My Thoughts. . .
Monday, October 28, 2019
Assumptions? The dictionary states: “a thing that is accepted as true or as certain to happen, without proof.” Assumptions may be a dime a dozen, but most are given away without charge. Assumptions may be free, but not always acceptable. Assumptions may be good or bad. There is a possibility that an assumption may be true, but it could be embarrassing or costly! A passage in scripture may receive multiple assumptions, with none being correct. Some assumption possessors believe theirs is true and you need to possess that truth in order to please God!
John was immersing people in the Jordan at Aenon near Salim. One might assume that the “they” who came to John were Samaritans. Although that area appears to be in Samaria, it is not, but under Scythopolise. The apostle John informs us “After these things came Jesus and his disciples into the land of Judaea; and there he tarried with them and baptized” (John 3:22). If one did not read 4:1-2, he might assume that Jesus was the one doing the immersing. We are told that the “disciples” performed that duty, but does that include only the twelve, some but not all, or others who also followed Jesus (Luke 8:1-3; 23:27, 49, 55)? Assumptions usually supply the answer!
There are twenty-seven New Testament books. Matthew wrote to Jews, Mark to Romans, Luke to Gentiles, and John to both. Acts was written to Theophilus (Acts 1:1), Romans to Roman saints (1:7), 1 & 2 Corinthians to the church of God in Corinth (1:2 & 1:1), Galatians to the churches in Galatia (1:1), Ephesians to saints in Ephesus (1:1), Philippians to saints in Philippi (1:1), Colossians to the brothers in Colosse (1:2), to the church in Thessalonica (1:1 & 1:1), to Timothy (1:2 & 1:2), Titus (1:4), Philemon (1:1) to the Hebrew saints, Pete wrote to the elect in Pontus, Galatia, Cappadocia, Asia and Bithynia (1 & 2 Peter 1:1 & 1:1), 1 John 1:5 is written to the first century “you” in John’s day, to the chosen lady (2 John 1:1), to Gaius (3 John 1:1), Jude to his friends (1:3), and Revelation to the seven churches in “the Provence of Asia” (1:4).

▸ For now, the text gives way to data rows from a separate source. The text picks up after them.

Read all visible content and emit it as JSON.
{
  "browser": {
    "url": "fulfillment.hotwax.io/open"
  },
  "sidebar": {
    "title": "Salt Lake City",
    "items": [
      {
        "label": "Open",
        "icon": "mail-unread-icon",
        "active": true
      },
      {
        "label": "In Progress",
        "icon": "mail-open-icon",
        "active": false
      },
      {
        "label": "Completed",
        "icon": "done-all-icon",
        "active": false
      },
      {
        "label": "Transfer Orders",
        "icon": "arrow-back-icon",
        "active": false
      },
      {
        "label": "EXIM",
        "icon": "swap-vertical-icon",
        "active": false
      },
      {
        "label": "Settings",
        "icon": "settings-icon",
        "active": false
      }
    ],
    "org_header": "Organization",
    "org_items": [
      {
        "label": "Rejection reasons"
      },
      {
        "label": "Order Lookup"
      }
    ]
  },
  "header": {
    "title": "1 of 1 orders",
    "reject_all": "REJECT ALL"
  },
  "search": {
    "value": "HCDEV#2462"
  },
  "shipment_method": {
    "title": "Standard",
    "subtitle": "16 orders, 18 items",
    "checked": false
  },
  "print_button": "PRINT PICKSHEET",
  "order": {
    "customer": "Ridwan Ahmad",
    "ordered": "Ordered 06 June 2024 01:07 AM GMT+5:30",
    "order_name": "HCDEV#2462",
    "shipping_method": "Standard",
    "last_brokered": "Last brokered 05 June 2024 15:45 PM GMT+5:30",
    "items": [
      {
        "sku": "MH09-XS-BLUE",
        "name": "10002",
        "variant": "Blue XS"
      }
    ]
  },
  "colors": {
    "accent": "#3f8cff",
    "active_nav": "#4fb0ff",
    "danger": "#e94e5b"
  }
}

My name is not mentioned as a receiver. Jackson nor Tennessee or the churches therein are mentioned as destinations being corrected or encouraged. The twenty-first century is not referred to in any of the twenty-seven letters. My generation nor yours is specified. Yet, most believe that certain parts must be applied to our societies. That assumption also assumes which parts are essential and which are not. The error involved in those assumptions is that not everyone agrees to what is or is not being bound by those expectations. Assumptions are plentiful when determining if a command is tied with culture or not. If so, does that authorize substitutions or not?
The problem with an assumption is that the specifics needed for it to be true, are not usually stated in the material those assumptions are referencing. Assumption may appear to be true, but appearances are not the proper standard to build one’s faith. Some believe and claim that their assumptions are based upon logic but whose? Scripture itself declares,
“Yahweh says: ‘Indeed, your thoughts are not like My thoughts. Your ways are not like My ways. Just as the heavens are higher than the earth, so are My ways higher that your ways. And, my thoughts are higher that your thoughts’” (Isaiah 55:8-9).
People read things into the Bible that are not there. They assume a passage is saying something which the verse or chapter does not contain. These assumptions are ingrained in their thinking by former teaching, beliefs of their associates, peer pressure, or other external factors. One may think that he believes the Bible, the whole Bible, and nothing but the Bible. However, much of what he believes was handed down to him rather than actually being in the scriptures. Jesus warned his disciples, “Take heed” (Matthew 24:4). Paul did the same (1 Corinthians 10:12; 1 Timothy 4:16). So, what assumptions are your faith built on?